- Opening Delimiter -
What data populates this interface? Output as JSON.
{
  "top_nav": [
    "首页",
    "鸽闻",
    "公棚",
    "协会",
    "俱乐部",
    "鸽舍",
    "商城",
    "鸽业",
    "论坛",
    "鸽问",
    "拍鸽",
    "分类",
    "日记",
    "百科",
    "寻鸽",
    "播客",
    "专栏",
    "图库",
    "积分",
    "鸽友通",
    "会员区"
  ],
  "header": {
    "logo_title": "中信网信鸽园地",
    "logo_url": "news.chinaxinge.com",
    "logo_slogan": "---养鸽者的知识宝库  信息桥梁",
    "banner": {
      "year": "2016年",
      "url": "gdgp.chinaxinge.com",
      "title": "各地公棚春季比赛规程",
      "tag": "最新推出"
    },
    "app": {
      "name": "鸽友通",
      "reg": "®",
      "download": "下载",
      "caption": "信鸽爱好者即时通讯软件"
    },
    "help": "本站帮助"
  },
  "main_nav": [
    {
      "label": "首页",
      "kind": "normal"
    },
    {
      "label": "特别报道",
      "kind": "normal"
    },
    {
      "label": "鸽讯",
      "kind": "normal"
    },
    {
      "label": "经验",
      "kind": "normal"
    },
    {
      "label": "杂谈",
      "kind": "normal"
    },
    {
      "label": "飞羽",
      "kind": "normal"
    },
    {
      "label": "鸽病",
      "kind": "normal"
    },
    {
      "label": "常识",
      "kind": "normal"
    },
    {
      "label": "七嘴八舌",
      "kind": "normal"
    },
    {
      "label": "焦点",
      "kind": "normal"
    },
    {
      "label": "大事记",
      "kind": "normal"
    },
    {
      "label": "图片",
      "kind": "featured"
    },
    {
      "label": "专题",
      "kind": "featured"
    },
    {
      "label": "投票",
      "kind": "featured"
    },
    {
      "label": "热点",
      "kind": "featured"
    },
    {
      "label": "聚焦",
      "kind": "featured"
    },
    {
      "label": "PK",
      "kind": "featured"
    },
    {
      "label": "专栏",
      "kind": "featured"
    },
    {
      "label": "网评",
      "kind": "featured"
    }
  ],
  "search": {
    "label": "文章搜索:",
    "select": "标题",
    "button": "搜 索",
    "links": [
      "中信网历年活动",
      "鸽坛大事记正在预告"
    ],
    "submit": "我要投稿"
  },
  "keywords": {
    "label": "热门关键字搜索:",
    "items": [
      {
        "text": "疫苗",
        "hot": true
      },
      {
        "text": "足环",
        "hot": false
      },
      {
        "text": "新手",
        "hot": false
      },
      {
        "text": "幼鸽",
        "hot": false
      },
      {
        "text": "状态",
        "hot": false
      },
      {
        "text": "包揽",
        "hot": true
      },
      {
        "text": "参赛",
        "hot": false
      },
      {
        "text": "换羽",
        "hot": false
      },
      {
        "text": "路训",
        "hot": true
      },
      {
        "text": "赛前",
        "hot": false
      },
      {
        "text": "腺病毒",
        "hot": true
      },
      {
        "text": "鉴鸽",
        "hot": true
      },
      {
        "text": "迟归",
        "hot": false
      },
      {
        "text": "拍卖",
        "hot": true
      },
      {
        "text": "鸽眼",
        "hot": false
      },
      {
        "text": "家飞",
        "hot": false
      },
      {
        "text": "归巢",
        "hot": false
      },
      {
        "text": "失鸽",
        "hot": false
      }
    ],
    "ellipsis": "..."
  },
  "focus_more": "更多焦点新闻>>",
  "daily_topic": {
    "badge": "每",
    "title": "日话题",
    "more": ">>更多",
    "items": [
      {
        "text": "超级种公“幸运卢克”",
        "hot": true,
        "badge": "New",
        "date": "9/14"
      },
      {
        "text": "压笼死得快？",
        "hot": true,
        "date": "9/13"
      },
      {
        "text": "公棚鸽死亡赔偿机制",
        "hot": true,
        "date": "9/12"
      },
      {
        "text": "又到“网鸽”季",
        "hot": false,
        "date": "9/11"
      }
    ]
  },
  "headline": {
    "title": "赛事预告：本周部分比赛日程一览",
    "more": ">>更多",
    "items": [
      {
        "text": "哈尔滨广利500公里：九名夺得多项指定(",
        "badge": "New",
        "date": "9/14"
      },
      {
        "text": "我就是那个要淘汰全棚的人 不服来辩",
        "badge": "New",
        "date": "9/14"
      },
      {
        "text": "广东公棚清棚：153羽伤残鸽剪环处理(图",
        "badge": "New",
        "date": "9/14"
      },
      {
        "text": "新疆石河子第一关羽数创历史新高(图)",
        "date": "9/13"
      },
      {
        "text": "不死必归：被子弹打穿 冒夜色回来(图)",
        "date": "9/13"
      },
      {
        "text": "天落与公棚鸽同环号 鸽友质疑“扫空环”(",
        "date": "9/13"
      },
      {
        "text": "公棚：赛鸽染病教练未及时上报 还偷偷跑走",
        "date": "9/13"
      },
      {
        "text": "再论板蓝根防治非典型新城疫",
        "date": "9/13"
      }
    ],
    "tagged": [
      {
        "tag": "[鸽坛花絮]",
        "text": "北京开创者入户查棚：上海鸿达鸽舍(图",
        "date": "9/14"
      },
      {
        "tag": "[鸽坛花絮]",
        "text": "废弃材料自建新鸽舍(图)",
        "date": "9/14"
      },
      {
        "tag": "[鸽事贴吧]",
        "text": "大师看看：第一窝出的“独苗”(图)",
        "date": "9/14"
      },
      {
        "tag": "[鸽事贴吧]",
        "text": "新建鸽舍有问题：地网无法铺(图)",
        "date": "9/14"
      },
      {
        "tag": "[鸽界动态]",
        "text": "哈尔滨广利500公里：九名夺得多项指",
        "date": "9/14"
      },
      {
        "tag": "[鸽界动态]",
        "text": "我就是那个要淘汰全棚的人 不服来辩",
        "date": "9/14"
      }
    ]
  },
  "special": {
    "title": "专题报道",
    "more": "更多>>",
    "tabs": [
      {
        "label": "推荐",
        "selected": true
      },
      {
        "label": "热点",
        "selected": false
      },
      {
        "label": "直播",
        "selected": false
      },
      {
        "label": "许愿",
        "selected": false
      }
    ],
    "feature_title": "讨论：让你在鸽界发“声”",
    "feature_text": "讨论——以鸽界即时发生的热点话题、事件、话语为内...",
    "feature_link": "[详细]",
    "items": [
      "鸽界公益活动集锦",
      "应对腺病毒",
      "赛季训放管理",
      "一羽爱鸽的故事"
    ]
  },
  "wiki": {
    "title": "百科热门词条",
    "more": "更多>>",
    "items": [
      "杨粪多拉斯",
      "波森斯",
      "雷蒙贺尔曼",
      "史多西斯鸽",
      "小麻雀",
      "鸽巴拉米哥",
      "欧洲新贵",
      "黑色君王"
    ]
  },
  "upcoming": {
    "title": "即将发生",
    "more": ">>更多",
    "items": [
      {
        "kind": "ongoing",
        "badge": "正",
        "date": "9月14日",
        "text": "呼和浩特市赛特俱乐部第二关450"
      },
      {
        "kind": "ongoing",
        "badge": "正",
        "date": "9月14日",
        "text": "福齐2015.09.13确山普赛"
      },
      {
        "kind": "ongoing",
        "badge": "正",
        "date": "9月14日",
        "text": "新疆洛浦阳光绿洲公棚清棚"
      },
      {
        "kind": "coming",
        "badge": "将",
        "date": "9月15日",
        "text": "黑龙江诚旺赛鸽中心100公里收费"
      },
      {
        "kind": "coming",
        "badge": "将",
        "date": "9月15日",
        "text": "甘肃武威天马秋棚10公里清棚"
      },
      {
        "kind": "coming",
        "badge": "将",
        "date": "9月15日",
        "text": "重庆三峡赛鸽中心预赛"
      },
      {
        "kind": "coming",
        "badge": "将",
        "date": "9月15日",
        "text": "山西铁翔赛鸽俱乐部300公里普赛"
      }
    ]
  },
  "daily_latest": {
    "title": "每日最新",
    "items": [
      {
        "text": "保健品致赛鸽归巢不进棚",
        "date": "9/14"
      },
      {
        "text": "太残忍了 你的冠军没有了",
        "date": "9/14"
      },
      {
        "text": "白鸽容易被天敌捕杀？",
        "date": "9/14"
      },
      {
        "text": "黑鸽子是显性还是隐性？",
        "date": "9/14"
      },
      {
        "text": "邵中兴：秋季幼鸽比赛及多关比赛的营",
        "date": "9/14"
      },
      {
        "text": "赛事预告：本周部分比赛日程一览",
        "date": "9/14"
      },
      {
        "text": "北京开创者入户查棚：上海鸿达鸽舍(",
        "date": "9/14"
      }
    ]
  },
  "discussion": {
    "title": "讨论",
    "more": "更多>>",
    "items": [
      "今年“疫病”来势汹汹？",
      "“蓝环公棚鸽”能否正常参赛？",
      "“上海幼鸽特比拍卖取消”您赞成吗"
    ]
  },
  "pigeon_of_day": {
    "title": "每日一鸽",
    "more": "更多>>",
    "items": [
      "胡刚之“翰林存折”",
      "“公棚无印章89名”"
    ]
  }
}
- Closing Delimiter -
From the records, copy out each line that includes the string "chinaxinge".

§ Solution to the exercise
    "logo_url": "news.chinaxinge.com",
      "url": "gdgp.chinaxinge.com",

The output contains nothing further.